[EXERCISE DIRECTIONS]
The listing below must be copied exactly and in full.

[RECORDED INFORMATION]
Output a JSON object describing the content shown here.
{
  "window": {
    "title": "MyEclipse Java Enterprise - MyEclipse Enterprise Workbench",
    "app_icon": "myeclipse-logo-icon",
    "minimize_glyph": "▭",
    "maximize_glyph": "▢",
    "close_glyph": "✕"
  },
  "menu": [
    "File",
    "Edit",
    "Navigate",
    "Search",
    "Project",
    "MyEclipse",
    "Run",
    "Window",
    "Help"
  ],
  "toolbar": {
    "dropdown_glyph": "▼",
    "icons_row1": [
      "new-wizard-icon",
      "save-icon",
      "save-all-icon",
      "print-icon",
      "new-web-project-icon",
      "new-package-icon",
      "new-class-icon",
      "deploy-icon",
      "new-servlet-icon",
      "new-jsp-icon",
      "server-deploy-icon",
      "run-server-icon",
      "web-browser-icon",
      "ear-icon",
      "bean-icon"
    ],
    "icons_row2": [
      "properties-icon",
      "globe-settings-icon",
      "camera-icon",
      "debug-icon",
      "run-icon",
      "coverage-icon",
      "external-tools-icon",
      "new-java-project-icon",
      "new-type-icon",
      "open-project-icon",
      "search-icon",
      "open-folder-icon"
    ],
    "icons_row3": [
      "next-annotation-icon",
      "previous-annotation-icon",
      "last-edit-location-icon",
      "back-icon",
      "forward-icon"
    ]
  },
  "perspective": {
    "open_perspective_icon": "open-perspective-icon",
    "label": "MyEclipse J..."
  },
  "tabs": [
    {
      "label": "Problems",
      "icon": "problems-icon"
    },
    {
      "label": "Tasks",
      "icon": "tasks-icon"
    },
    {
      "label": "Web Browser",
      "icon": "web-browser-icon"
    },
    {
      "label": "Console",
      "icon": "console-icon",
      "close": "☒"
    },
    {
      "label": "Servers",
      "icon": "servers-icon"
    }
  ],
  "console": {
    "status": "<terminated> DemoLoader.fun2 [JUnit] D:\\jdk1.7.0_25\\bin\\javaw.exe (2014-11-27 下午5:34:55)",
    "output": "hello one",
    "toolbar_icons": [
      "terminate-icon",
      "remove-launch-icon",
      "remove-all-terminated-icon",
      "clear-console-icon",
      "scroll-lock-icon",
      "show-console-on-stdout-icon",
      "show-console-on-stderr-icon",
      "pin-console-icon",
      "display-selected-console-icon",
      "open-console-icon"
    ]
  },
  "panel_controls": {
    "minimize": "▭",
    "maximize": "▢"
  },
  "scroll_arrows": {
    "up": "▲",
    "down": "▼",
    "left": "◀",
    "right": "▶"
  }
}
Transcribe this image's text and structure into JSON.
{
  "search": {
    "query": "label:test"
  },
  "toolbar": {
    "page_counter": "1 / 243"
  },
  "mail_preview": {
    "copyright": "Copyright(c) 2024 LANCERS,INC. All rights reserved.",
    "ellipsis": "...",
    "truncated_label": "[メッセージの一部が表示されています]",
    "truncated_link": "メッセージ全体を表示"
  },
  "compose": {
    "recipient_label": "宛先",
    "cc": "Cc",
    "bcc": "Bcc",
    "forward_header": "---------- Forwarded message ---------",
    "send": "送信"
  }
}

[ANSWER TO THE PROBLEM]
Output a JSON object describing the content shown here.
{
  "window": {
    "title": "MyEclipse Java Enterprise - MyEclipse Enterprise Workbench",
    "app_icon": "myeclipse-logo-icon",
    "minimize_glyph": "▭",
    "maximize_glyph": "▢",
    "close_glyph": "✕"
  },
  "menu": [
    "File",
    "Edit",
    "Navigate",
    "Search",
    "Project",
    "MyEclipse",
    "Run",
    "Window",
    "Help"
  ],
  "toolbar": {
    "dropdown_glyph": "▼",
    "icons_row1": [
      "new-wizard-icon",
      "save-icon",
      "save-all-icon",
      "print-icon",
      "new-web-project-icon",
      "new-package-icon",
      "new-class-icon",
      "deploy-icon",
      "new-servlet-icon",
      "new-jsp-icon",
      "server-deploy-icon",
      "run-server-icon",
      "web-browser-icon",
      "ear-icon",
      "bean-icon"
    ],
    "icons_row2": [
      "properties-icon",
      "globe-settings-icon",
      "camera-icon",
      "debug-icon",
      "run-icon",
      "coverage-icon",
      "external-tools-icon",
      "new-java-project-icon",
      "new-type-icon",
      "open-project-icon",
      "search-icon",
      "open-folder-icon"
    ],
    "icons_row3": [
      "next-annotation-icon",
      "previous-annotation-icon",
      "last-edit-location-icon",
      "back-icon",
      "forward-icon"
    ]
  },
  "perspective": {
    "open_perspective_icon": "open-perspective-icon",
    "label": "MyEclipse J..."
  },
  "tabs": [
    {
      "label": "Problems",
      "icon": "problems-icon"
    },
    {
      "label": "Tasks",
      "icon": "tasks-icon"
    },
    {
      "label": "Web Browser",
      "icon": "web-browser-icon"
    },
    {
      "label": "Console",
      "icon": "console-icon",
      "close": "☒"
    },
    {
      "label": "Servers",
      "icon": "servers-icon"
    }
  ],
  "console": {
    "status": "<terminated> DemoLoader.fun2 [JUnit] D:\\jdk1.7.0_25\\bin\\javaw.exe (2014-11-27 下午5:34:55)",
    "output": "hello one",
    "toolbar_icons": [
      "terminate-icon",
      "remove-launch-icon",
      "remove-all-terminated-icon",
      "clear-console-icon",
      "scroll-lock-icon",
      "show-console-on-stdout-icon",
      "show-console-on-stderr-icon",
      "pin-console-icon",
      "display-selected-console-icon",
      "open-console-icon"
    ]
  },
  "panel_controls": {
    "minimize": "▭",
    "maximize": "▢"
  },
  "scroll_arrows": {
    "up": "▲",
    "down": "▼",
    "left": "◀",
    "right": "▶"
  }
}
Transcribe this image's text and structure into JSON.
{
  "search": {
    "query": "label:test"
  },
  "toolbar": {
    "page_counter": "1 / 243"
  },
  "mail_preview": {
    "copyright": "Copyright(c) 2024 LANCERS,INC. All rights reserved.",
    "ellipsis": "...",
    "truncated_label": "[メッセージの一部が表示されています]",
    "truncated_link": "メッセージ全体を表示"
  },
  "compose": {
    "recipient_label": "宛先",
    "cc": "Cc",
    "bcc": "Bcc",
    "forward_header": "---------- Forwarded message ---------",
    "send": "送信"
  }
}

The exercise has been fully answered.